In the first of his new hi-fi column, DR RICHARD VAREY looks at the meaning behind common – and not-so-common – categories.
There’s a lot of bad language in hi-fi circles. The mega-prolific conversations about hi-fi are riddled with sloppy speech.
In a near-desperate bid to understand and confront this befuddling fouling of our hobbyist chatter, I resorted to consulting a dictionary as well as a thesaurus, producing an enriching outcome. After careful thought, I have concluded that because the suffix “philia” denotes a strong feeling of attraction, we would better serve our talk by using clearly distinct terms.

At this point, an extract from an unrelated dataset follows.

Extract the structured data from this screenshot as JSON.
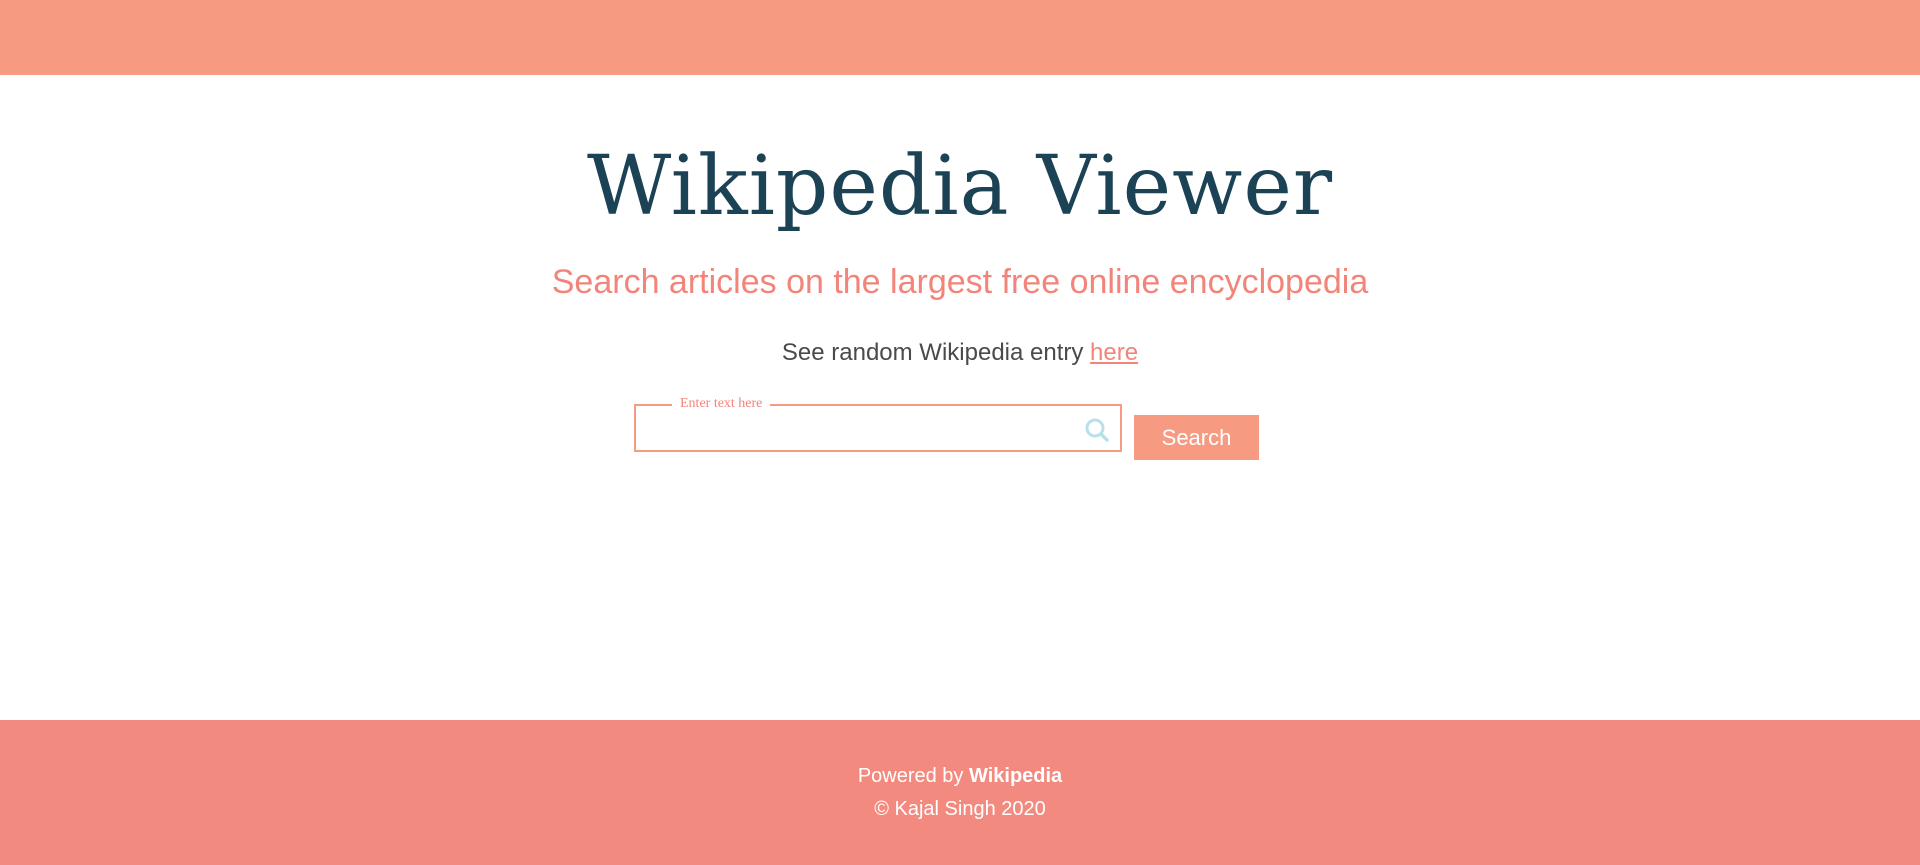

Thus, an Audiophile has a propensity to (i.e. loves) high-fidelity sound reproduction. Clarity, dynamics, harmonics, and soundstage float their boats. Discerning and discriminating sonic character is an honourable pursuit. Their mantra is “listen to the quality of the reproduction”.
Similarly, a Technophile loves technology. They are inverted Luddites. They desire and crave the latest format, feature, and enhancement. Upgrade is in their genes. They are to be found amongst the early adopters of ‘new’ and ‘better’ products and techniques, unless they favour the classic vintage machine of yesteryear.
A Musicophile, on the other hand, is a music lover. Inspired empirical neurologist and psychiatrist Oliver Sacks wrote a book about them and it (Musicophilia: Tales Of Music And The Brain, 2007). They listen to music and it is an auditory, emotional, and motoric (i.e. with the muscles) experience. We are (almost) all musicophile to some degree, as we are susceptible to music. Many are passionately moved by music, while only a very few (who suffer musical anhedonia) remain indifferent. Musicophiles may be interested in all of the music, or perhaps just the composition, the performance, and/or the sound of the music. The music carries the idea, composed in sound, which emerges in interpretation of the composer’s instructions and may aspire to communicate their idea. The sound of the music is the listener’s perception and interpretation of the idea conveyed by the musical performance. The musicophile is motivated by such things, and the emotional associations with people, places, and moods elicited in the mind when listening to played music.
Thus, a musicophile may also be a technophile because they are an audiophile in their pursuit of true ‘natural’ musical experiences. The musicophile may be neither a technophile nor an audiophile. For them, it’s all in the music, and so are they.
Many electro-acoustic machine worshippers referred to as audiophiles are actually technophiles, and show little evidence of really enjoying great music, which may indeed be a distraction from measuring and testing (and pontificating).
Technophile, audiophile, and musicophile – these terms get (over-)used interchangeably – and most often wrongly. Except the latter, which rarely is used at all. This seems most odd, since there are way more musicophiles than audiophiles and even technophiles.
And I haven’t even started on brand worshippers. DR RICHARD VAREY